Posted: 31 January 2011 01:21 PM   [ Ignore ]
Total Posts:  170
Joined  2009-06-02

Host: Chris Mooney

Our guest this week is Arthur Caplan, sometimes called the country’s “most quoted bioethicist” and director of the Center for Bioethics at the University of Pennsylvania. In this wide ranging episode, Caplan discusses not only the latest issues and problems in his field, but also how those issues have changed over time.

Fresh from the ideological fights of the Bush administration-over culture war issues like stem cells, cloning, and Terri Schiavo-bioethicists like Caplan are now more focused on practical matters like access to healthcare. And so is the country as a whole.

However, the religious right remains active-encouraging pharmacists to claim a right of “conscience” and refuse to give patients the “morning after pill.” Meanwhile, as an excuse to restrict abortion, some are now also making the dubious assertion that fetuses can feel pain at 20 weeks of gestation. 

So in this interview, Caplan surveys the leading problems in bioethics today-and those we’ll be facing in the very near future. 

Arthur Caplan is the Emmanuel and Robert Hart Director of the Center for Bioethics, and the Sydney D Caplan Professor of Bioethics at the University of Pennsylvania in Philadelphia. He’s the author or editor of twenty-nine books-most recently Smart Mice Not So Smart People (Rowman Littlefield, 2006) and the Penn Guide to Bioethics (Springer, 2009)—and over 500 papers in refereed journals. He writes a regular column on bioethics for

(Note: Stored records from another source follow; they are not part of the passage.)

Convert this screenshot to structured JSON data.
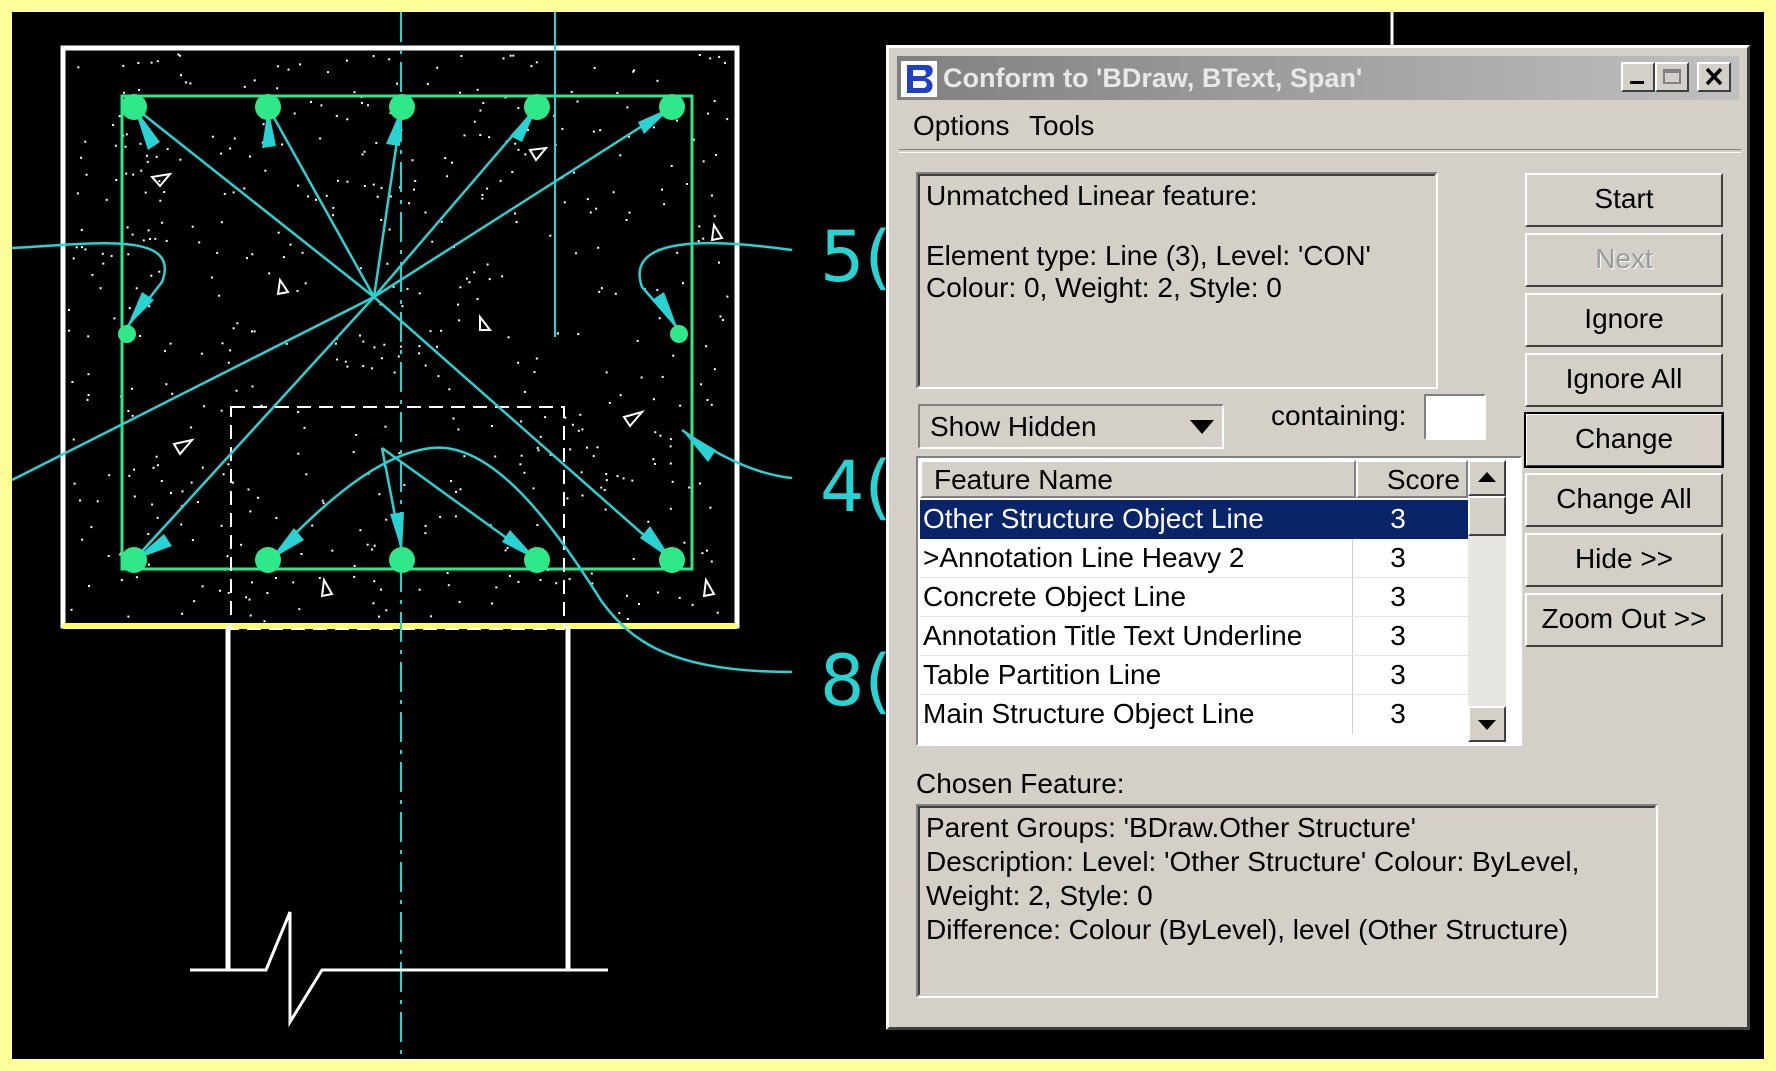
{
  "cad": {
    "dim_labels": [
      "5(",
      "4(",
      "8("
    ],
    "colors": {
      "background": "#000000",
      "cyan": "#27d3d3",
      "green": "#2ee88a",
      "white": "#ffffff",
      "yellow": "#ffff66"
    }
  },
  "dialog": {
    "title": "Conform to 'BDraw, BText, Span'",
    "menu": {
      "options": "Options",
      "tools": "Tools"
    },
    "info": {
      "line1": "Unmatched Linear feature:",
      "line2": "Element type: Line (3), Level: 'CON'",
      "line3": "Colour: 0, Weight: 2, Style: 0"
    },
    "buttons": {
      "start": "Start",
      "next": "Next",
      "ignore": "Ignore",
      "ignore_all": "Ignore All",
      "change": "Change",
      "change_all": "Change All",
      "hide": "Hide >>",
      "zoom_out": "Zoom Out >>"
    },
    "filter": {
      "selected": "Show Hidden",
      "containing_label": "containing:",
      "containing_value": ""
    },
    "list": {
      "headers": {
        "name": "Feature Name",
        "score": "Score"
      },
      "rows": [
        {
          "name": "Other Structure Object Line",
          "score": "3"
        },
        {
          "name": ">Annotation Line Heavy 2",
          "score": "3"
        },
        {
          "name": "Concrete Object Line",
          "score": "3"
        },
        {
          "name": "Annotation Title Text Underline",
          "score": "3"
        },
        {
          "name": "Table Partition Line",
          "score": "3"
        },
        {
          "name": "Main Structure Object Line",
          "score": "3"
        }
      ]
    },
    "chosen": {
      "label": "Chosen Feature:",
      "line1": "Parent Groups: 'BDraw.Other Structure'",
      "line2": "Description:     Level: 'Other Structure' Colour: ByLevel,",
      "line3": "Weight: 2, Style: 0",
      "line4": "Difference:       Colour (ByLevel), level (Other Structure)"
    }
  }
}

Posted: 20 February 2011 04:33 PM   [ Ignore ]   [ # 1 ]
Sr. Member
Total Posts:  2423
Joined  2007-09-03

It would have been interesting to draw Art Caplan into a discussion of what he thought were current controversial or debatable ethics questions.  He didn’t seem to identify any “grey” areas where he gave any credence to an opposing view.

Posted: 21 February 2011 09:22 AM   [ Ignore ]   [ # 2 ]
Jr. Member
Total Posts:  20
Joined  2010-08-10

Caplan claims that those who have cloned dogs have been disappointed by the results because the personality is a product of development.  Does he have any evidence for this claim?

I’ve heard that John Sperling was very happy with the clones of his dog Missy, which were remarkably like the original in behavior as well as appearance.  (I’ve met two of the clones, but never met the original.)  That may well be because of a similar upbringing as well as genes, but I’ve not heard of any actual cases of disappointed dog clone owners.

Posted: 06 March 2011 05:13 PM   [ Ignore ]   [ # 3 ]
Total Posts:  189
Joined  2009-01-01

Regarding the cloning of dogs, the many well defined purebred breeds of domestic dogs each represent the end product of selective breeding over the course of many generations specifically for the continuance and enhancement of certain desired traits of both appearance and behavior.  Such behavior is for the most part not “learned” within the quick maturation period of such animals, thus most of the observed behavior is genetic as opposed to being the result of any environmental factors.  Although training the animals which have a high aptitude for such is quite rewarding, even that is for the most part the result of their breeding.  That much said, the purebreds are pretty much clones to start with.

The possible down side of this is that each “pure” breed also represents a dead even if ideally perfect for it’s specific line of service.  In a somewhat related subject, I do not favor eugenics basically because “mere” humans are not qualified to direct such activities and besides, there is also the bioethics question to consider.


Religion is regarded by the common people as true, by the wise as false, and by rulers as useful. - Seneca (ca. 4 BC –AD 65)